# [EXERCISE BRIEF]
What lines of the material below include the string "name"? Copy all of them.

# [MATERIAL FOR THIS EXERCISE]
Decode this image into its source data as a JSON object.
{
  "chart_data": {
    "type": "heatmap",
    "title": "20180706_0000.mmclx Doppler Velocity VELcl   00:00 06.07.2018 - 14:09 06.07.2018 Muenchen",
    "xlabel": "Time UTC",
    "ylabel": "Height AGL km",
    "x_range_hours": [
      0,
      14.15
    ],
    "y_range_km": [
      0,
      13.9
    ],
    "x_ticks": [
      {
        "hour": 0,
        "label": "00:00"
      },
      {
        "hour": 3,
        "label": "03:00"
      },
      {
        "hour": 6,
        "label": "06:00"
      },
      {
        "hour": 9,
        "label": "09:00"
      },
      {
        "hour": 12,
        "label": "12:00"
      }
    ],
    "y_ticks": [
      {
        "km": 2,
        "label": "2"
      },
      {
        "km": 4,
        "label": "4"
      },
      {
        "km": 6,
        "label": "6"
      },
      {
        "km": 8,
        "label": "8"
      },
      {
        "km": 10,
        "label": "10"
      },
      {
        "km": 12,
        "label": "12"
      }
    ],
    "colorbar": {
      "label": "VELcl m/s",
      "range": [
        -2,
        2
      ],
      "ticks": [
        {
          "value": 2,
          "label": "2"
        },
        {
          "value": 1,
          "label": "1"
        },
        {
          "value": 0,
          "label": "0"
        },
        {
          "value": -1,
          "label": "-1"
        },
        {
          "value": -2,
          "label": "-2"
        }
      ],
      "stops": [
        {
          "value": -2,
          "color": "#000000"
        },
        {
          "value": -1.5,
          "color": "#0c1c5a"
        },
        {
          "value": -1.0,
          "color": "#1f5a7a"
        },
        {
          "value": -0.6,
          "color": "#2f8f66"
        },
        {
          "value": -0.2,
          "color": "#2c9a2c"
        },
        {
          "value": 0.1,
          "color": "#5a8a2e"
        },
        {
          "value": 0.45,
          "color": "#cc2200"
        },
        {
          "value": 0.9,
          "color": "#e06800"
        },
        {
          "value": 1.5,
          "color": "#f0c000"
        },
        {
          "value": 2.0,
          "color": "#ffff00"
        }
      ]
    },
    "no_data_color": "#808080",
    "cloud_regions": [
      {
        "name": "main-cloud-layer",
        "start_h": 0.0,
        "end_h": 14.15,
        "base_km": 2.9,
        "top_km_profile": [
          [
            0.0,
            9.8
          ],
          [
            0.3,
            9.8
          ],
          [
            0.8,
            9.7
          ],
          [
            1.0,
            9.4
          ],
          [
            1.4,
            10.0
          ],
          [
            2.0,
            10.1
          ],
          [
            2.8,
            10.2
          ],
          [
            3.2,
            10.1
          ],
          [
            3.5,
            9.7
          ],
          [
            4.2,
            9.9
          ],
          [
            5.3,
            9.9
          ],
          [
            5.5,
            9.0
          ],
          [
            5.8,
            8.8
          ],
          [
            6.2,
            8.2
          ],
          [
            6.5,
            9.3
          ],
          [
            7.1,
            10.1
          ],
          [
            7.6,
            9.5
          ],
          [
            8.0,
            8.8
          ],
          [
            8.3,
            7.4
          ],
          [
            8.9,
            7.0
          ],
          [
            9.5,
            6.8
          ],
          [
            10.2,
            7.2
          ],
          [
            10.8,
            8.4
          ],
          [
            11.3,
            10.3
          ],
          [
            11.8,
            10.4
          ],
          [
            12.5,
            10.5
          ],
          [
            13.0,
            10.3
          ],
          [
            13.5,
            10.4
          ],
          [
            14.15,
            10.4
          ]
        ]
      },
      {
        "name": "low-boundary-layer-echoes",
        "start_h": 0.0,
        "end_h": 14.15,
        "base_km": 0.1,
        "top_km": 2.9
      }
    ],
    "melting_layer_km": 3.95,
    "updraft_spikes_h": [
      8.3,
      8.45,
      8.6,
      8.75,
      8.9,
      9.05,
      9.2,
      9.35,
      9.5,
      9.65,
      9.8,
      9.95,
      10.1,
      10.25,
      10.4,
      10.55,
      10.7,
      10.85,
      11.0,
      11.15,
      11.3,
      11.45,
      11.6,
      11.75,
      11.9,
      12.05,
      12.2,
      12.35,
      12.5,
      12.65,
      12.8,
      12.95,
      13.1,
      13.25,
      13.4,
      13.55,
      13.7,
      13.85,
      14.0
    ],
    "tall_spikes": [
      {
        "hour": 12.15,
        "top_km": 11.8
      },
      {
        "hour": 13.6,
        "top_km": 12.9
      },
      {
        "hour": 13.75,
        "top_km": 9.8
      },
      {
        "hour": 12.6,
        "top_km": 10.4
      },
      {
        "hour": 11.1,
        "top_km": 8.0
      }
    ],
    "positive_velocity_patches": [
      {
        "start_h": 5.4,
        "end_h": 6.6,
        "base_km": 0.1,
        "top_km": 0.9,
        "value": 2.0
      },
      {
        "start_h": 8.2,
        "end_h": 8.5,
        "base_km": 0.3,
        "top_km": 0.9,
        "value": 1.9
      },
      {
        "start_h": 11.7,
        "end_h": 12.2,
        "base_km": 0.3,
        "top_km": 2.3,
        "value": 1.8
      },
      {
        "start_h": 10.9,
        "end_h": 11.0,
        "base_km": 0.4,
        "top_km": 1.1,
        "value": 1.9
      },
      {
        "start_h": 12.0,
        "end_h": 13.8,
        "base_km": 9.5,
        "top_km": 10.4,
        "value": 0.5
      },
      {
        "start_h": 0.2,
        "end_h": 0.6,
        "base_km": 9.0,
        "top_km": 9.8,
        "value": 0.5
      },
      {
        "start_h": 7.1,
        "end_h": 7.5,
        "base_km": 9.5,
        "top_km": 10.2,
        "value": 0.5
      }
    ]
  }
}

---

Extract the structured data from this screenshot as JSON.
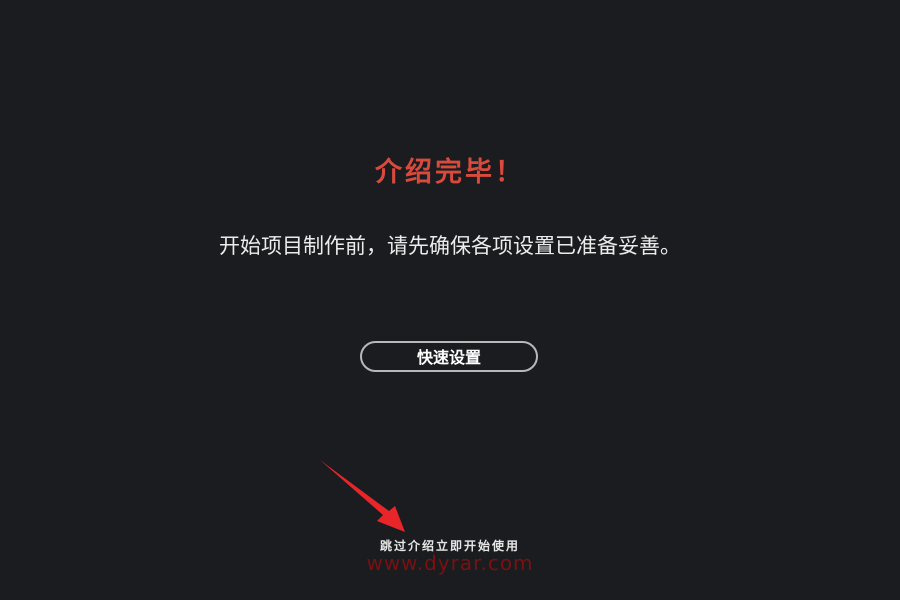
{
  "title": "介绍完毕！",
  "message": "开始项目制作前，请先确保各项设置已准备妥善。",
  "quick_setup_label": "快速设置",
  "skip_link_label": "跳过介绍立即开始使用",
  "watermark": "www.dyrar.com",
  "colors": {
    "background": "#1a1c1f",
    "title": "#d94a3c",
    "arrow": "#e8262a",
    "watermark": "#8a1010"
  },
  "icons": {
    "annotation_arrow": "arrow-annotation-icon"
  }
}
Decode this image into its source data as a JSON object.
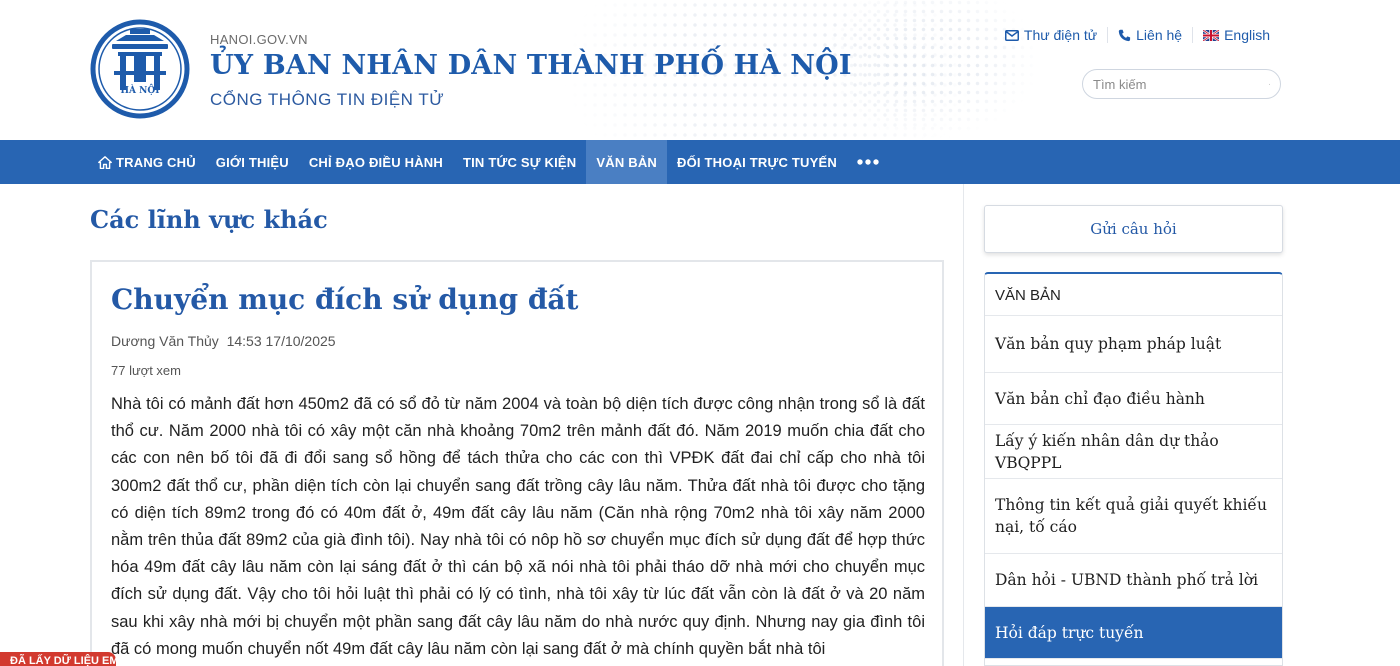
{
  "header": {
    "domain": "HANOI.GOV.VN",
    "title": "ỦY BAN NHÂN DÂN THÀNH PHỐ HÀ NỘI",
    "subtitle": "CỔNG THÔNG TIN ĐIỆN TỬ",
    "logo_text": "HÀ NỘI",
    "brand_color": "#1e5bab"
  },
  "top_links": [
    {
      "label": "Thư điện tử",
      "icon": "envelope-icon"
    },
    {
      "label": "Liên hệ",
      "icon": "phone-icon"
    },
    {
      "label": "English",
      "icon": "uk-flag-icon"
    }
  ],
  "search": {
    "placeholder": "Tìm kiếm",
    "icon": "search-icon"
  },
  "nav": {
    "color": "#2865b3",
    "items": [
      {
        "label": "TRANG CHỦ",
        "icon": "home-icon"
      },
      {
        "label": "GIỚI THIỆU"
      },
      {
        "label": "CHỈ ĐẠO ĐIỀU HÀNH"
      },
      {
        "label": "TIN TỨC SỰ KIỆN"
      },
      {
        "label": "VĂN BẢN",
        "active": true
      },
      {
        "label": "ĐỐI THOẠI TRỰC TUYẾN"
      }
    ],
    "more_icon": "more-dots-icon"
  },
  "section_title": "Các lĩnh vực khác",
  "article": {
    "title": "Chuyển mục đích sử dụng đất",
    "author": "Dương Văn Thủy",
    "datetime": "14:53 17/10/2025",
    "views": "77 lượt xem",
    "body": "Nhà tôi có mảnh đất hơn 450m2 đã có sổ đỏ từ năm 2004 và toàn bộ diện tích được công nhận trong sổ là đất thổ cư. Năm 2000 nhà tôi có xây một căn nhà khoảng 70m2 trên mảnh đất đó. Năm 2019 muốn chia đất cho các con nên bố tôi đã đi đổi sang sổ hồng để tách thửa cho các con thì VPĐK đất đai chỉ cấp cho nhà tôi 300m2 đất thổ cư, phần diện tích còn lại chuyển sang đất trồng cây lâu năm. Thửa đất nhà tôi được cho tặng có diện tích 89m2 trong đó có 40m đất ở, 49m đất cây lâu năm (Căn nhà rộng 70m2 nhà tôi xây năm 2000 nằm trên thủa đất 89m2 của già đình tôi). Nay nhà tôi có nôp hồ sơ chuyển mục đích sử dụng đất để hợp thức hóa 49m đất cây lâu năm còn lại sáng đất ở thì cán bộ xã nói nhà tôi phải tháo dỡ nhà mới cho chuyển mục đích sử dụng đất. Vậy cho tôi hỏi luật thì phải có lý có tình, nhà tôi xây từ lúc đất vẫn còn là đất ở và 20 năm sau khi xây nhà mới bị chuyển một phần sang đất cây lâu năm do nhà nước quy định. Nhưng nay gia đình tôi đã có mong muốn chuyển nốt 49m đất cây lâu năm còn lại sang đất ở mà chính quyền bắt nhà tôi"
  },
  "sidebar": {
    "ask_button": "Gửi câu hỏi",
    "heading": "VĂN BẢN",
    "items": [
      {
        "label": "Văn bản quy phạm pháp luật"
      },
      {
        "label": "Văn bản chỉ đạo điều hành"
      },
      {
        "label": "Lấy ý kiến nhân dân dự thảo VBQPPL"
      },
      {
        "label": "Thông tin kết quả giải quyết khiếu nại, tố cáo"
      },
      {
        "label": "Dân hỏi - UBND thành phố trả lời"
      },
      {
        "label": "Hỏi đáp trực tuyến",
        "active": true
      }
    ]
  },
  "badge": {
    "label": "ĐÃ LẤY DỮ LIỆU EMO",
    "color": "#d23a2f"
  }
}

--

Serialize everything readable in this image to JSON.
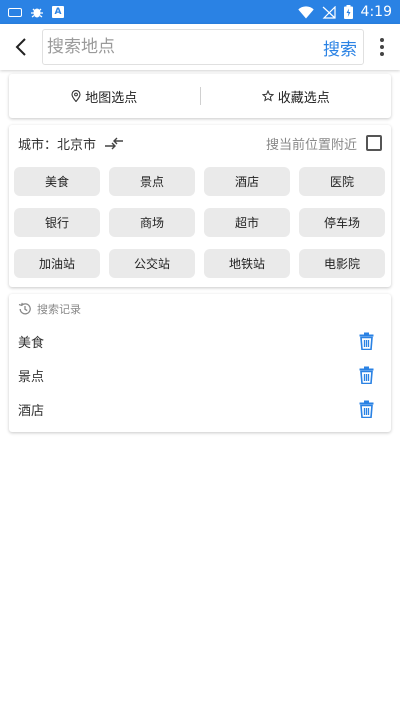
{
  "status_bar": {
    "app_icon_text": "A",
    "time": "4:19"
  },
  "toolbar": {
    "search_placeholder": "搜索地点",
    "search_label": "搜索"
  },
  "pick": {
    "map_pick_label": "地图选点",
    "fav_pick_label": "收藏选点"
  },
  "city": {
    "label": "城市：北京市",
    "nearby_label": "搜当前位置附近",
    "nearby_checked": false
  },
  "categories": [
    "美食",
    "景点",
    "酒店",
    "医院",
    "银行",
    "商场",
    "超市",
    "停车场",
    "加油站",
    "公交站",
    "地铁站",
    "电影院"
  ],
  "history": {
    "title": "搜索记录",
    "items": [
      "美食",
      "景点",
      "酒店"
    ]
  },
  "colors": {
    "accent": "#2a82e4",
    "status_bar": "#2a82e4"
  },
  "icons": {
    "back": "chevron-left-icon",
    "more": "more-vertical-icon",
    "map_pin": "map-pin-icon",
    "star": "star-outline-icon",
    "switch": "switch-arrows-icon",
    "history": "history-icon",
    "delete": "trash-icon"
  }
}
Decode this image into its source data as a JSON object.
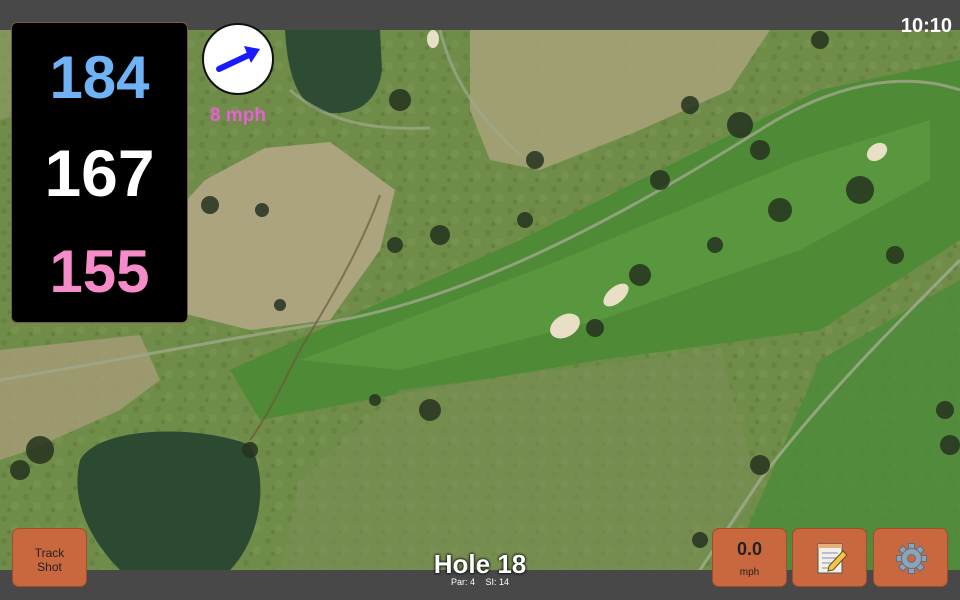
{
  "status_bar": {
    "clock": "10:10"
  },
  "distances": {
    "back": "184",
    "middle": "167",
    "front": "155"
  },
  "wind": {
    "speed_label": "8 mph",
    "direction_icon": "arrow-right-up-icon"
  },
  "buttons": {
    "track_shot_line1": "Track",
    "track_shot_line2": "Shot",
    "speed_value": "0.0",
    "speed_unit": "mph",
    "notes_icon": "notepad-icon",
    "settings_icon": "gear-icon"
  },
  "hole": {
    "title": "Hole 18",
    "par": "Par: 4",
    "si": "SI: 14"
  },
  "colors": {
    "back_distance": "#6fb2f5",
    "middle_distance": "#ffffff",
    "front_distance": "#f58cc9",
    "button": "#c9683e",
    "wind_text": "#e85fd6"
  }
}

# [ANSWER TO THIS EXERCISE]
        "name": "main-cloud-layer",
        "name": "low-boundary-layer-echoes",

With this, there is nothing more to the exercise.